On June 7th, 2000, my girlfriend Deborah and I saw the Orioles beat the Mets in Flushing in an interleague game. As recorded on www.ultimatemets.com, Joel, a Mets fan, shared a memory similar to Bobby’s foul ball experience:
My friend Richard got corporate seats from Merrill Lynch for this game. It was windy and I remember that Mike Piazza hit a couple of balls that normally would have been HR’s if the wind wasn’t blowing. Edgardo Alfonzo hit a foul ball one seat behind us but as we were holding expensive cameras and binoculars, we ducked. That was the closet I ever game to being hit by a foul ball in a game. Anyway, the O’s won the game.
At the tale end of Barry Bond’s career in the mid-2000s, when visiting my sister and her family in northern California, my father and I attended another interleague game — Giants/A’s — at Oakland Alameida County Stadium. From the upper deck, we watched the A’s intentionally walk Bonds four times. Unforgivably, we left early, listening on the radio in the BART train that Bonds was not being intentionally walked his last at bat, and he promptly tripled.
As seen in “An early-spring renewal of the spirit” over 10,000 fungos later, during the 2009 World Baseball Classic, my friend Dean and I watched Canada v. USA at the Rogers Centre that became an article for the Brighton-Pittsford Post.
I’ve also been to three NFL games. In 1998, Dean, my father and I saw the Bills beat the Dolphins in an AFC wild card playoff game. In September 1999, Deborah’s brother and I attended the Bills – Jets game at the Meadowlands in which Vinny Testaverde broke his leg. As seen in No Jills; no playoffs for the Bills, on Christmas Eve 2006, Dean and I witnessed Titans v. Bills at Ralph Wilson Stadium. Saved were the newspaper accounts, tickets, program, and the blue wig Dean wore all game (JK).
I’ve been to one regular season NBA game. In 1976, my father took me and friend Billy Swift to the Aud in Buffalo to see our favorite player, Bob McAdoo of the Braves.
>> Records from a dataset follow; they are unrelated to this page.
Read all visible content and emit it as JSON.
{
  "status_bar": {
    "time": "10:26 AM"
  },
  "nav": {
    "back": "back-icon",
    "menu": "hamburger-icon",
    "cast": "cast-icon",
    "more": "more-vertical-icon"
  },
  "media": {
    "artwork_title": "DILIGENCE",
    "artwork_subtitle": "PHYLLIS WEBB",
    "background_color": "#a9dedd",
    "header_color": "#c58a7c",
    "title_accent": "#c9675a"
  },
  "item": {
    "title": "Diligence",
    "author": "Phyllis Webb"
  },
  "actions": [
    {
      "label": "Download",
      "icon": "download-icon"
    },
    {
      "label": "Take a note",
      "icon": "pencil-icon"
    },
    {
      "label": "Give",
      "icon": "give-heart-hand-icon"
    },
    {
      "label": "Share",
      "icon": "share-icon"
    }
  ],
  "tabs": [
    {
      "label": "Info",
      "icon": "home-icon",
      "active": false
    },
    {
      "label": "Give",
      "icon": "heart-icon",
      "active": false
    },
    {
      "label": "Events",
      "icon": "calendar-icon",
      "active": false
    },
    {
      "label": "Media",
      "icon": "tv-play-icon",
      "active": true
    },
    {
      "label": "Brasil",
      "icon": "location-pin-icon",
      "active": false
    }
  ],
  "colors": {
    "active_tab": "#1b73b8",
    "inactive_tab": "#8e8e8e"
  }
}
On October, 13th, 1988 I saw the Cavaliers crush the Celtics in an exhibition game in Rhode Island.
|Thu 10/13 1988
|Providence Civic Center, Providence, RI
|McHale16, Bird 10; Nance 24, Daugherty 16/9
As seen in Rooting for the Rams and remembering St. Patrick’s Day, 1989, in 1992 I also went to a Wisconsin Big Ten game at Camp Randall Stadium in Madison.
OTHER BASEBALL HISTORY STORIES